Rocky, a 10-year-old German shepherd, had been working with his partner, Officer Sam Sexton, for eight and a half years.

Sexton made the decision in November to eventually retire Rocky from service in order to not exhaust him physically as he became older. Rocky was the department’s third K-9 and the oldest on the team at the time of his retirement.

“Rocky has done everything I’ve ever asked him to do, every time, without fail, perfectly,” Sexton said.

Rocky is an Explosive Ordnance Detection K-9 who served to find any explosive material that could cause harm to the campus or students, Sexton said. The K-9 Unit’s primary function is inspecting venues for large events, such as football games, before they take place.

Sexton said the team also responded to any bomb threats in the city or county that got called into the department. They worked 12-hour shifts together with Rocky riding in the vehicle behind Sexton’s shoulder.

“I can easily say I spend more time with Rocky than I spend with anybody in my entire family,” Sexton said. “You’re with your working K-9 partner much more than you are with your children, with your spouse. It’s a very unique position to be in.”

Rocky was a well-known officer throughout Gainesville and Alachua County, Sexton said. He and Rocky have gone to elementary schools throughout the county to conduct demonstrations, answer questions and allow children to pet and interact with Rocky.

During the demonstrations, Sexton used a piece of training material that contained the ingredients of explosives Rocky was trained to look for and about five 2-gallon buckets with holes in the lid. The training material is placed in one of the buckets, which are then shuffled around for Rocky, who sniffed out the material every time.

“He’s been fantastic,” said Officer Dale Holmes, who works on the K-9 Unit with his partner Boomer, a black Labrador retriever. “He’s the most consistent dog out there.”

Rocky is now fully retired and adjusting to his new life as a pet and staying home, while Sexton goes to work every day. Sexton said the transition has been difficult for both him and Rocky.

“I’ve had a few days where I’m struggling, you know, him not being in the vehicle behind my shoulder, just about 24 inches behind me,” Sexton said. “The routine has been so specific and so exact for nearly a decade.”

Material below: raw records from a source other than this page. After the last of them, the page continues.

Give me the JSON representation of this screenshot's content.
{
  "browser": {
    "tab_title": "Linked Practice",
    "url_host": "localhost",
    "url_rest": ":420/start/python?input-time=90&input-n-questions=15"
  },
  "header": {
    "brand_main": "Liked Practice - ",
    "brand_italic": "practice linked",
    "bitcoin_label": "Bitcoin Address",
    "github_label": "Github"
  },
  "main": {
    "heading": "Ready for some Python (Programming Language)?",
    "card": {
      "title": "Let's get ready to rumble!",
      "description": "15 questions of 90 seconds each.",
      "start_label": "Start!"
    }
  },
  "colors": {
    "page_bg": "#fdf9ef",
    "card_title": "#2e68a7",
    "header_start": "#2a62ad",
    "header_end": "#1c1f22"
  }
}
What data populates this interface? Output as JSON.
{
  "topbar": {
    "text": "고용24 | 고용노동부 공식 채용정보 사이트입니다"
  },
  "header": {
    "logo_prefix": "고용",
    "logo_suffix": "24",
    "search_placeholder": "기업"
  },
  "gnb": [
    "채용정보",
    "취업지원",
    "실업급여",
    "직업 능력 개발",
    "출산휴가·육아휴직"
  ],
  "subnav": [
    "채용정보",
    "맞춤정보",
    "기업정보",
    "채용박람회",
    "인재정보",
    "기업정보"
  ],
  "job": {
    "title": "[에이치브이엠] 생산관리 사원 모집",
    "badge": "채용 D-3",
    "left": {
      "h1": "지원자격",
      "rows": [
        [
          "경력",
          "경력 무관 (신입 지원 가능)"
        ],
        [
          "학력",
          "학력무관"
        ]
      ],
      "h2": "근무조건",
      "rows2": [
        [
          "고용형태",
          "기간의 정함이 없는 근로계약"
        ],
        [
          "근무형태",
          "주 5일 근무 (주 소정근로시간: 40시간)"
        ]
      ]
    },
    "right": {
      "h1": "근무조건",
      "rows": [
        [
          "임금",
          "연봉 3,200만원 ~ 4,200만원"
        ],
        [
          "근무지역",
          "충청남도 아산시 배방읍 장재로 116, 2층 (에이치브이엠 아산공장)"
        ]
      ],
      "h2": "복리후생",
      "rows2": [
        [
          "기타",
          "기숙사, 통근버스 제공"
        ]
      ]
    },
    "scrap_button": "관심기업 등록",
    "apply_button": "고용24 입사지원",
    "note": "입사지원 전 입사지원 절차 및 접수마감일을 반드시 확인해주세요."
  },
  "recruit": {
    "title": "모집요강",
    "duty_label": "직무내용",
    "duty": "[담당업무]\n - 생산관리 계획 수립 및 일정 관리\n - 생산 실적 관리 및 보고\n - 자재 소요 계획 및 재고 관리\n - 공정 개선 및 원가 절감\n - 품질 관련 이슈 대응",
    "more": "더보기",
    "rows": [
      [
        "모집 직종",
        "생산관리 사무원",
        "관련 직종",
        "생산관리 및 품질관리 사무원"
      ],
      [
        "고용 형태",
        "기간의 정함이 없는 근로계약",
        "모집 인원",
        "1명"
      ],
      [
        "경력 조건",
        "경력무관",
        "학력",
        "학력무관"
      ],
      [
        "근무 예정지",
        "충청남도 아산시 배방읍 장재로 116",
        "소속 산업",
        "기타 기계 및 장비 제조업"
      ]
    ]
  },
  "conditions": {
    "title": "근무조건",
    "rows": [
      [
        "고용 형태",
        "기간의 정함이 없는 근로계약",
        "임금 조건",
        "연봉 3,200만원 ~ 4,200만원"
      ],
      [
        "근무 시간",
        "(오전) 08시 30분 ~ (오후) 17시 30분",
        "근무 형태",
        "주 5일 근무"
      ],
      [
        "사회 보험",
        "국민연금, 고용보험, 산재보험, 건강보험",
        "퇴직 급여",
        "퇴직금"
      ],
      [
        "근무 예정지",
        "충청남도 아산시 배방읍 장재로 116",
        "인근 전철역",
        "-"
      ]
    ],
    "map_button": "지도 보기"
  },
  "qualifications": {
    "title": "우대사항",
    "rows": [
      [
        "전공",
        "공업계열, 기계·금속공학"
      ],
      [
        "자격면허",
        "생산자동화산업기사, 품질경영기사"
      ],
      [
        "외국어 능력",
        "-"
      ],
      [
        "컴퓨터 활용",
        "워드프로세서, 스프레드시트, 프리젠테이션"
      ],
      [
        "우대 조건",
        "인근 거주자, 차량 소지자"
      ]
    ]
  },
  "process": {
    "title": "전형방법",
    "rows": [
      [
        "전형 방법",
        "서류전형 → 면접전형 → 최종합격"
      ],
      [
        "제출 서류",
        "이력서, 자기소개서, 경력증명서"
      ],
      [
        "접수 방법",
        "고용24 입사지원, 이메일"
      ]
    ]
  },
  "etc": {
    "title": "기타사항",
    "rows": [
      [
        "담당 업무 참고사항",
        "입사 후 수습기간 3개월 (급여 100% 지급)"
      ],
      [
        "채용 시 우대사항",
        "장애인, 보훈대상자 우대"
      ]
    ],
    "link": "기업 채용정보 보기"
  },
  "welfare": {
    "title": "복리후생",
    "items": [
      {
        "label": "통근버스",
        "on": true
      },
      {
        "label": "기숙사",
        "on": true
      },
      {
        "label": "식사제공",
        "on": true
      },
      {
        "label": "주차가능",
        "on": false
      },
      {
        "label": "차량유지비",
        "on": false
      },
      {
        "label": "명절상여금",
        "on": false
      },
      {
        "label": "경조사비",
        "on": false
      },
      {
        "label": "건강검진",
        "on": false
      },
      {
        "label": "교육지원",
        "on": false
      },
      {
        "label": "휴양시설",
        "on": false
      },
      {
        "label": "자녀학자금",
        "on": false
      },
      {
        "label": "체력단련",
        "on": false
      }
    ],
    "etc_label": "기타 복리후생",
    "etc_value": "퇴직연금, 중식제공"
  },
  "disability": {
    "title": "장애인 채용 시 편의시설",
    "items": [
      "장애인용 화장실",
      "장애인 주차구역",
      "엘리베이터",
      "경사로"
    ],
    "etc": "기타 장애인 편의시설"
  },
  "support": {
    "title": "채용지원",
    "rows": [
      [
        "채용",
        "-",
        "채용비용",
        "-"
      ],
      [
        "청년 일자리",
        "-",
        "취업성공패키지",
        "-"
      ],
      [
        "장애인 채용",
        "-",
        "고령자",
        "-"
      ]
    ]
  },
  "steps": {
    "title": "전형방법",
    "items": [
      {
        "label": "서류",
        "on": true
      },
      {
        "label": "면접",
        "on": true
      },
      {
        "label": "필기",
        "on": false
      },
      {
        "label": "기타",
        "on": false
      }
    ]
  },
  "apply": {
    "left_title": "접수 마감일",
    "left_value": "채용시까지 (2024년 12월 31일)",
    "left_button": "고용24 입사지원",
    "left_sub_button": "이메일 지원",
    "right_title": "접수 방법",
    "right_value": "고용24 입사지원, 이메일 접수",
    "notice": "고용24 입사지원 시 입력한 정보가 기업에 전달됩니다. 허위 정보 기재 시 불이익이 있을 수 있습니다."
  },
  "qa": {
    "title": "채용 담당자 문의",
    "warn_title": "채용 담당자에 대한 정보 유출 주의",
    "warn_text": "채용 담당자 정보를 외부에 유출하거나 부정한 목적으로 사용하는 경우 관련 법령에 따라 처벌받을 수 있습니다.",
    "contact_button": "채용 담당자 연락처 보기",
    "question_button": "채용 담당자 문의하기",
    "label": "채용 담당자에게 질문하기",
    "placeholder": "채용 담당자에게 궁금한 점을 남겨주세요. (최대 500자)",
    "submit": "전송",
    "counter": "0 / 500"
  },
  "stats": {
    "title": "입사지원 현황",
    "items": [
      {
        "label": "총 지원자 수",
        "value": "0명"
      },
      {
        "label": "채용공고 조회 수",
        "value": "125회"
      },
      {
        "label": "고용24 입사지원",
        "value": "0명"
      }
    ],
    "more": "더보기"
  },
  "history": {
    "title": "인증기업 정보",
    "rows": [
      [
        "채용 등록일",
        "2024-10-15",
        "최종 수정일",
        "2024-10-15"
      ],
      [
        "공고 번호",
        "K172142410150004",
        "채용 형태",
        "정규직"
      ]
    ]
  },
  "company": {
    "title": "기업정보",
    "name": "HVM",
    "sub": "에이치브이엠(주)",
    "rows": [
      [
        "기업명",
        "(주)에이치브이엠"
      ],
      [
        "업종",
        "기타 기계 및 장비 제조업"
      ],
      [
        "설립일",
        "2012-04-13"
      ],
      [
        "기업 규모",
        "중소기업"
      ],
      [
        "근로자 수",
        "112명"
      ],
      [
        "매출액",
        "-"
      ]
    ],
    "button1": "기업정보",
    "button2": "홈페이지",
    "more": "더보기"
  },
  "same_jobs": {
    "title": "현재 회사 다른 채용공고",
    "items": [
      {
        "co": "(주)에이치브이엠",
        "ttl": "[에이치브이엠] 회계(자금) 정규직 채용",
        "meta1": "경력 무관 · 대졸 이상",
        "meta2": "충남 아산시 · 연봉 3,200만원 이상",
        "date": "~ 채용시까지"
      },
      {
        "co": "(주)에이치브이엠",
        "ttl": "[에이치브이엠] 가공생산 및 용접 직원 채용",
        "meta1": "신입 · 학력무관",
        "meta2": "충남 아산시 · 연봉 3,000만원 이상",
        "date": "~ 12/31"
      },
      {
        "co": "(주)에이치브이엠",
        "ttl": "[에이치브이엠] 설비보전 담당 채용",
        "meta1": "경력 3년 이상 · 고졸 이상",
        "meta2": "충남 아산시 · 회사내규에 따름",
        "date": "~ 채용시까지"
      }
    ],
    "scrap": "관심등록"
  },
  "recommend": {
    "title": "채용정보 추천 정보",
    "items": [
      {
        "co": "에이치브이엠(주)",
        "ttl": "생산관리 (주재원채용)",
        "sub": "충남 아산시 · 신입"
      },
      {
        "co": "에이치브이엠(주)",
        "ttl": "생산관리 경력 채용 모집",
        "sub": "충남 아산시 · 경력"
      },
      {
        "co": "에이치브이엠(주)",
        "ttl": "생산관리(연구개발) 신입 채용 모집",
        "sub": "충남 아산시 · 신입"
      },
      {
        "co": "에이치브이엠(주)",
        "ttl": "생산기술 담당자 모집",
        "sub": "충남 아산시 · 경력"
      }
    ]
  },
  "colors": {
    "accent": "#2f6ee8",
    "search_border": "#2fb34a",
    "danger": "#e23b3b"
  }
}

Sexton said the plan is for him to continue in the K-9 department, and he is currently in the process of looking for another dog to work with.

“I’m trying to find the perfect dog to follow Rocky,” Sexton said. “It’s going to be big shoes to fill for whatever dog I find.”